Trans man


United States

Hi, I‘m Pauli. I am Bisexual.

I was born in Guadalajara, Mexico and moved to the United States in 2011. Although I dislike the current government, I have a great appreciation and respect for the Obamas. Even though I miss my country, I believe it’s thanks to the inclusiveness here that I was able to relize my sexuality. Apart from my love for the community, I also enjoy doing gymnastics, astrophysics (and science in general), languages, reading and research, and social sciences. Dogs have a special place in my heart. I have a twink sister and 2 other older sisters and two dedicatedly parents. Although my family isn’t the most accepting, I’m able to live a happy queer life outise of my home. I hope I can move away to university next year so I can live and open life and begin my transition into the person I know I truly am.

What being bisexual means to me

Being bi means I can love a lot more. It opens up a whole world of opportunities. It’s truly wonderful. Also our flag is cute.

What I would like the world to know about bisexuals

Bisexuality is not all the same. It isn’t always 50/50. Some bi people are more attracted to one gender than another. And that’s completely fine, we’re still bi! And it isn’t a phase either, nor are we confused. You’ll also find that bis come in different shapes, sizes, colours, backgrounds, lives. And that’s what makes the community wonderful.

What was your path to a bisexual identity?

One day in the 8th grade, a sudden heavy rock fell on me and I realised that I thought that guys AND girls are cute. My first reaction was denial, and the second one was fear. I was afraid of how my future would look like. I knew being part of the LGBT+ community is though because we still face discrimination, and I didn’t want to live in misery because of homophobia. I kept telling myself that I wasn’t, but in the end I came to terms with it. It was a scary process to come out to my close friend. Luckily, I faced nothing but acceptance from them. From my twin sister, I wasn’t so lucky. I haven’t told anyone else in my immediate family because of that. But today I’m proudly bi, even if I wave the flag inside a closet for now.

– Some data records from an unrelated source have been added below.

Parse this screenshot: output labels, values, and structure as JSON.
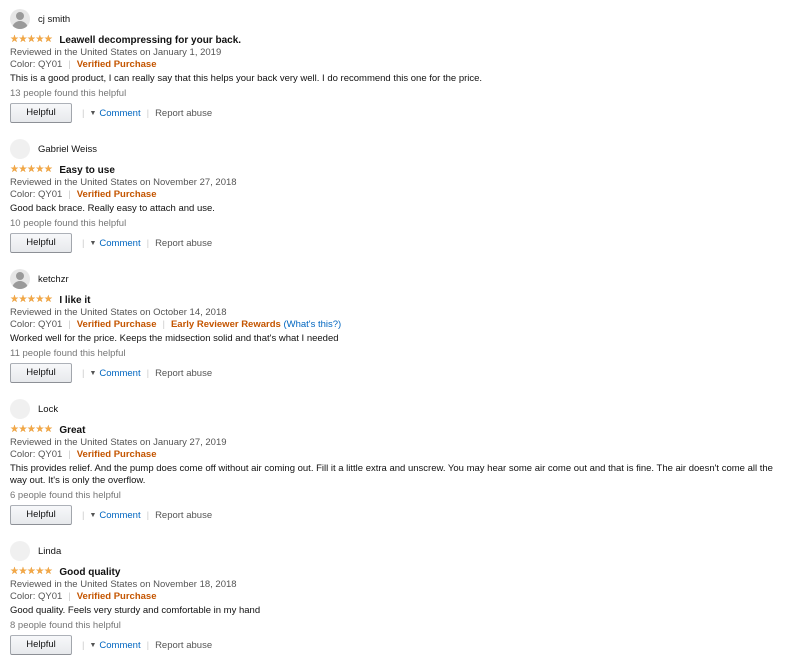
{
  "reviews": [
    {
      "profile_name": "cj smith",
      "avatar": "default-user-icon",
      "stars": "★★★★★",
      "title": "Leawell decompressing for your back.",
      "date": "Reviewed in the United States on January 1, 2019",
      "color": "Color: QY01",
      "verified": "Verified Purchase",
      "body": "This is a good product, I can really say that this helps your back very well. I do recommend this one for the price.",
      "helpful_count": "13 people found this helpful"
    },
    {
      "profile_name": "Gabriel Weiss",
      "avatar": "blank-avatar",
      "stars": "★★★★★",
      "title": "Easy to use",
      "date": "Reviewed in the United States on November 27, 2018",
      "color": "Color: QY01",
      "verified": "Verified Purchase",
      "body": "Good back brace. Really easy to attach and use.",
      "helpful_count": "10 people found this helpful"
    },
    {
      "profile_name": "ketchzr",
      "avatar": "default-user-icon",
      "stars": "★★★★★",
      "title": "I like it",
      "date": "Reviewed in the United States on October 14, 2018",
      "color": "Color: QY01",
      "verified": "Verified Purchase",
      "badge": "Early Reviewer Rewards",
      "badge_link": "(What's this?)",
      "body": "Worked well for the price. Keeps the midsection solid and that's what I needed",
      "helpful_count": "11 people found this helpful"
    },
    {
      "profile_name": "Lock",
      "avatar": "blank-avatar",
      "stars": "★★★★★",
      "title": "Great",
      "date": "Reviewed in the United States on January 27, 2019",
      "color": "Color: QY01",
      "verified": "Verified Purchase",
      "body": "This provides relief. And the pump does come off without air coming out. Fill it a little extra and unscrew. You may hear some air come out and that is fine. The air doesn't come all the way out. It's is only the overflow.",
      "helpful_count": "6 people found this helpful"
    },
    {
      "profile_name": "Linda",
      "avatar": "blank-avatar",
      "stars": "★★★★★",
      "title": "Good quality",
      "date": "Reviewed in the United States on November 18, 2018",
      "color": "Color: QY01",
      "verified": "Verified Purchase",
      "body": "Good quality. Feels very sturdy and comfortable in my hand",
      "helpful_count": "8 people found this helpful"
    }
  ],
  "actions": {
    "helpful_label": "Helpful",
    "comment_label": "Comment",
    "report_label": "Report abuse",
    "caret_icon": "caret-down-icon"
  },
  "colors": {
    "star": "#f3a847",
    "verified": "#c45500",
    "link": "#0066c0",
    "meta": "#555555"
  }
}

What is the toughest thing about being bisexual?

The misconceptions and underrepresentation. Sometimes I say that I’m gay instead of bi because of the fear of having to explain or validate my sexuality. It’s also rare that I see an explicit bi character in media. Sometimes the LGBT+ community forgets about us but we’re still here and loud.

What is the best thing about being bisexual?

So many options! You will almost never know the feeling of not finding a gender attractive. You can’t appreocate the aesthetics of the world more as a bi.

How have other people in your life reacted to your bisexuality?

Generally, good! A lot of my classmates know what bisexuality is and they’re accepting of it, nodding in agreement when I tell them. However, I have faced weird looks from my twin sister and the occasional inappropriate joke from straight men.

What advice do you have for someone who thinks they may be bi or who is in the process of coming out as bi?

If you think you’re bi, you probably are. You grew up thinking you were straight and never really realised your attraction to another gender. But once it hits you, don’t deny it. Do research to see if you’re bi, or maybe another’s sexuality that involves attraction to more than one gender. Find a label that best fits you and learn about the community. As for coming out, research will help you explain to people your sexuality so it’s easier for them to understand and accept you.